Crime in D.C., has recently become a national political story. Even though recent data shows crime in the capital is actually decreasing, dozens of Democrats in Congress crossed party lines to pass a bill overturning a D.C. law that modernized the District’s criminal code and reduced maximum sentences for some crimes. President Biden signed it into law in March.
Politicians and pundits praised this stunning denial of democracy as a victory for public safety. Senate Minority Leader Mitch McConnell (R-Ky.) defended overturning D.C. policy by criticizing and patronizing D.C. elected officials: “When the soft-on-crime local government has become this completely incompetent … then it’s about time our federal government provides some adult supervision.” Now, legislators are reportedly considering overturning police reform measures that D.C. lawmakers wrote in the wake of nationwide protests for racial justice after George Floyd’s murder in 2020.
The politicization of D.C. crime and the push for federal intervention in D.C.’s affairs are historically precedented. Just after the 1968 uprising in the city prompted by the assassination of the Rev. Martin Luther King Jr., officials sought to impose tough, punitive measures that they argued would deter and decrease crime. These interventions came even as the D.C. government sought to reduce racial inequities in the criminal justice system by limiting the power of police and giving the predominantly Black community more control. In a conflict between local community control and aggressive policing, however, policing won.
Fifty-five years ago today, King was assassinated in Memphis. Across the country, thousands of Black Americans took to the streets in grief and anger. Compared to simultaneous uprisings in more than 100 American cities, the District’s disorder resulted in the most property damage but also the most arrests and federal troop involvement.
In the months after the 1968 uprising, a cloud of concern about crime hung over the city. The nearby suburban Fairfax School District, for example, indefinitely banned school trips to the capital after the unrest.

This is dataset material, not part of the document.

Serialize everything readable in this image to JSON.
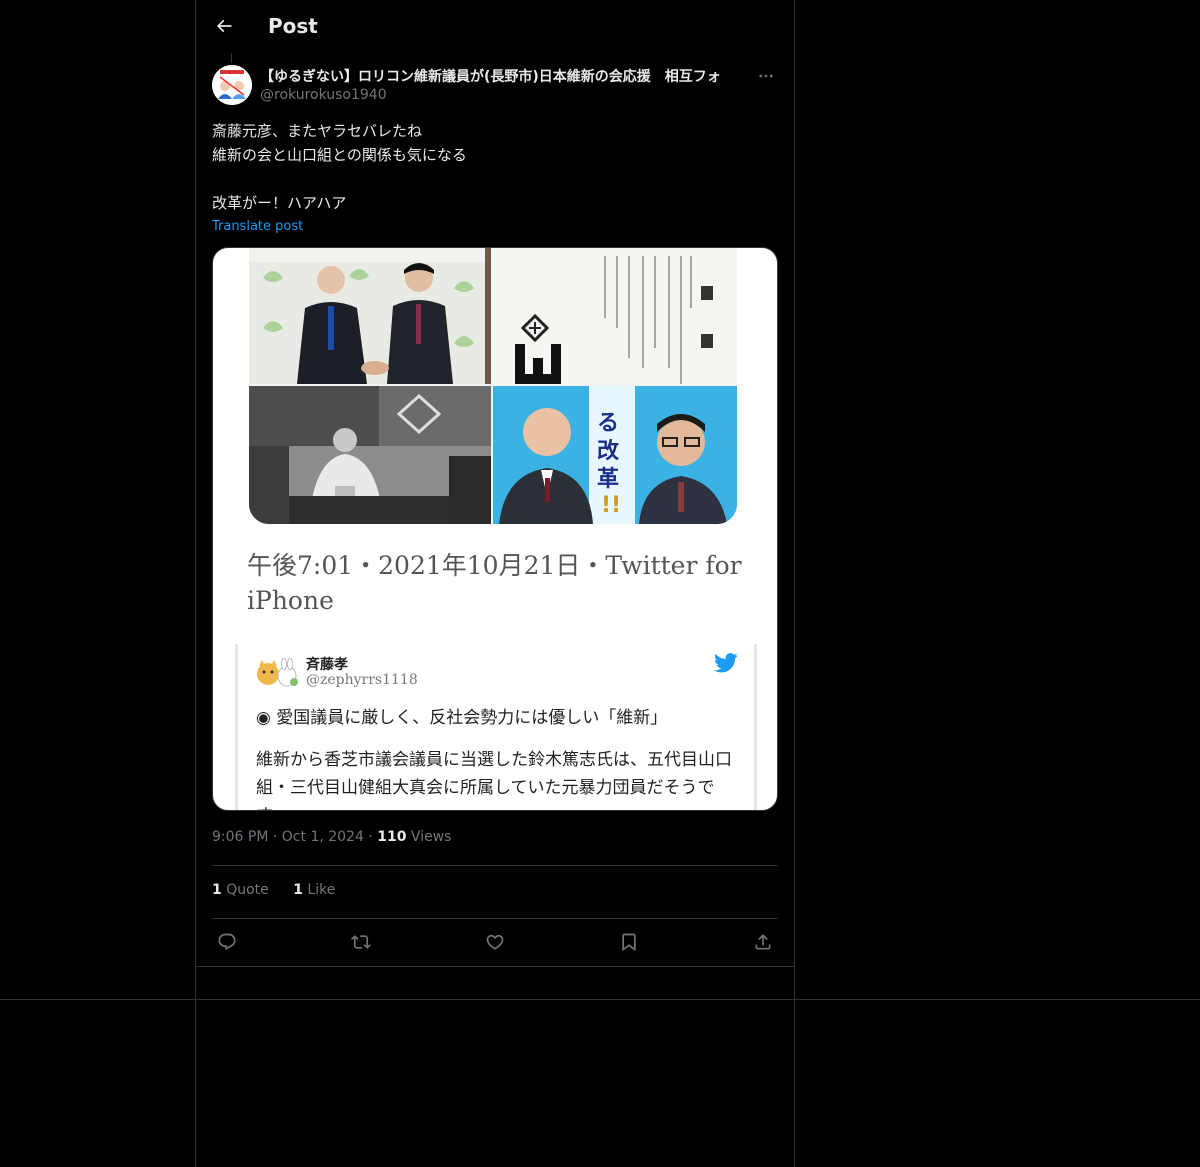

Virginia Ali, co-owner of Ben’s Chili Bowl, recalled that many people were afraid to come to the restaurant, located next to many damaged businesses: “The riots had a very profound effect, and people were actually afraid to come into the neighborhood.”
National politicians and some local groups capitalized on this fear to push for “tough on crime” measures and federal intervention that they had advocated for even before the rebellions.
Sen. Robert Byrd (D-W.Va.), for example, wanted federal troops to “stay indefinitely.” The Washington Board of Trade’s president and the broadcast company WMAL also supported stationing federal troops throughout the capital. “Semi-martial law is not a pleasant idea,” a WMAL editorial claimed, “but there seems little choice.” Campaigning for president, Richard M. Nixon made crime in D.C. a cornerstone of his message, calling the city the “crime capital of the world.”